WHAT IS NEEDED:
Pick each line containing "screenshot" out of the records.

□ □ □ □ □

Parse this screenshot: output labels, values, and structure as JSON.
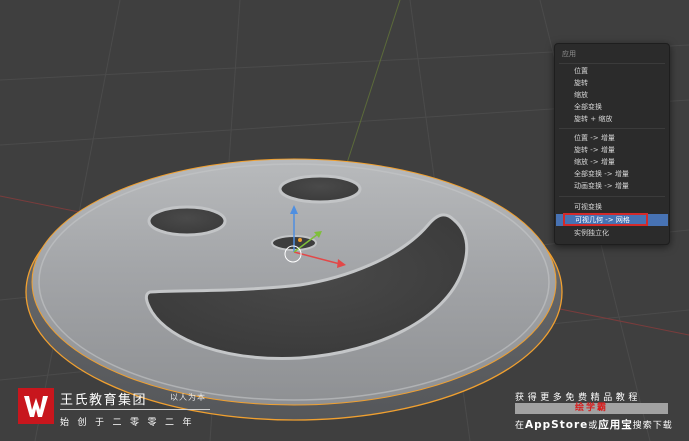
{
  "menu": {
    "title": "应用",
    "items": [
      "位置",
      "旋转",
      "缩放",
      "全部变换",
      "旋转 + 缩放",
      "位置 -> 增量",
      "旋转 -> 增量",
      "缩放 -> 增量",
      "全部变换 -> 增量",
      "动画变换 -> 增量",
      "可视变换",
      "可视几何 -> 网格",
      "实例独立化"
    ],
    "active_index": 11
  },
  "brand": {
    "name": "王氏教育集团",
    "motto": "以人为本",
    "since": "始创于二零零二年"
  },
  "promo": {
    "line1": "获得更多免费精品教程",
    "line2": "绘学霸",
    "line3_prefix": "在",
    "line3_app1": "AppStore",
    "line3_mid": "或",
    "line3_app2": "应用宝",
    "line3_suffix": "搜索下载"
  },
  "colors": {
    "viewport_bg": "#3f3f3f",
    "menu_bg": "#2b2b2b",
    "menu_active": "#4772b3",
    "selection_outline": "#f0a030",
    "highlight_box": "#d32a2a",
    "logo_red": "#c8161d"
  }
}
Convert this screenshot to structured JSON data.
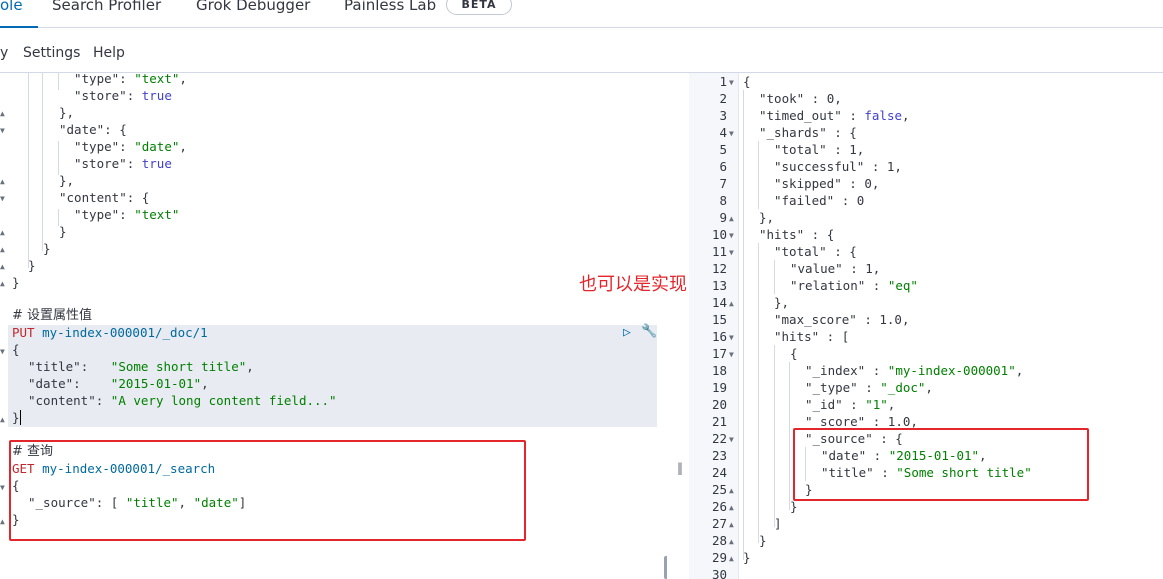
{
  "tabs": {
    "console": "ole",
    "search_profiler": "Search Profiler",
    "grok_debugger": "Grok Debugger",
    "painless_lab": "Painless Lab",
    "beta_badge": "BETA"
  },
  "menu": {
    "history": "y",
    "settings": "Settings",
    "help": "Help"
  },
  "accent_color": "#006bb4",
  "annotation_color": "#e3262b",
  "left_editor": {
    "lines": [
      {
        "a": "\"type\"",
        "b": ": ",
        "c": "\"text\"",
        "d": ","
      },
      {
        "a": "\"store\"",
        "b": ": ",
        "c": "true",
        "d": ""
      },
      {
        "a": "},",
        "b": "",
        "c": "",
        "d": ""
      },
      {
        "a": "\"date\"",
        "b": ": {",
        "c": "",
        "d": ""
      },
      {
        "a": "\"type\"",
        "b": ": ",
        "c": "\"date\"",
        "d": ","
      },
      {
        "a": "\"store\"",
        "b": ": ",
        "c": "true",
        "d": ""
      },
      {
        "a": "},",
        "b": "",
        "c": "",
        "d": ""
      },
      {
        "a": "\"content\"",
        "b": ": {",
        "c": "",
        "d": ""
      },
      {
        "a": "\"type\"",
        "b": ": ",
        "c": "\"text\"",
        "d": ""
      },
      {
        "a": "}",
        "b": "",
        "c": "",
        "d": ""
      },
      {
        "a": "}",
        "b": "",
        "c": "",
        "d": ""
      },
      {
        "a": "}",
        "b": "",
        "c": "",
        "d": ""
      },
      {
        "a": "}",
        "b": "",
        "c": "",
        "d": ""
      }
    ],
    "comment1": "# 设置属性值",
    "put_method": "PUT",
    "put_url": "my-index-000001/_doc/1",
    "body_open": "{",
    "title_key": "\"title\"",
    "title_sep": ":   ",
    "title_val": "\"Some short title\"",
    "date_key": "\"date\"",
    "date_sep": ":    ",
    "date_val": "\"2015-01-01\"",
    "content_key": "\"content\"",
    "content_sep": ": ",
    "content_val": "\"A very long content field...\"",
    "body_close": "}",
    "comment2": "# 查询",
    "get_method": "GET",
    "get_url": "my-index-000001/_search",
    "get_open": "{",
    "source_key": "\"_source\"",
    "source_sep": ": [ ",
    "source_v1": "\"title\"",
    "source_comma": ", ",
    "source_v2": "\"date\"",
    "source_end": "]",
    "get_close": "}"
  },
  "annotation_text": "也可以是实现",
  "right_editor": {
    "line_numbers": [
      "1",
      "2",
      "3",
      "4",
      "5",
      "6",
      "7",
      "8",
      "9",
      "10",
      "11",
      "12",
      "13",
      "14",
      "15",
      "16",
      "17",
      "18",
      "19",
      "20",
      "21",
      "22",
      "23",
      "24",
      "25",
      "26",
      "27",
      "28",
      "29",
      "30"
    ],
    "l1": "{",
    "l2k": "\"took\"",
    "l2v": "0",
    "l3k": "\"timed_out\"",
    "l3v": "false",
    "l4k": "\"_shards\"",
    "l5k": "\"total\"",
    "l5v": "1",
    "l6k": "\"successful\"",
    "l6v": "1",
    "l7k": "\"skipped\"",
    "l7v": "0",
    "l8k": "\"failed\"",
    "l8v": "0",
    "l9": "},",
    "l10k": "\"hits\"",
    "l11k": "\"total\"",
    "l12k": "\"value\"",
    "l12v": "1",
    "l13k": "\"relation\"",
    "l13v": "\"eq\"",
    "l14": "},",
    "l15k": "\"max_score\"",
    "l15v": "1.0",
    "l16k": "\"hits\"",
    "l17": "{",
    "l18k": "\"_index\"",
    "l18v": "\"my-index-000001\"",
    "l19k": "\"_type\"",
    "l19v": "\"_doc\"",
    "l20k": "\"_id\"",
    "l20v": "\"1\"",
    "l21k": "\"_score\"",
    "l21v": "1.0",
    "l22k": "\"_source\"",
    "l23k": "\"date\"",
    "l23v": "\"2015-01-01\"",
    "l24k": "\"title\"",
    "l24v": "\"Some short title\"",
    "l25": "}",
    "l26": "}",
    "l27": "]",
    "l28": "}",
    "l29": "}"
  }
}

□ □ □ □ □

RESPONSE TO THE EXERCISE:
Parse this screenshot: output labels, values, and structure as JSON.
Convert this screenshot to structured JSON data.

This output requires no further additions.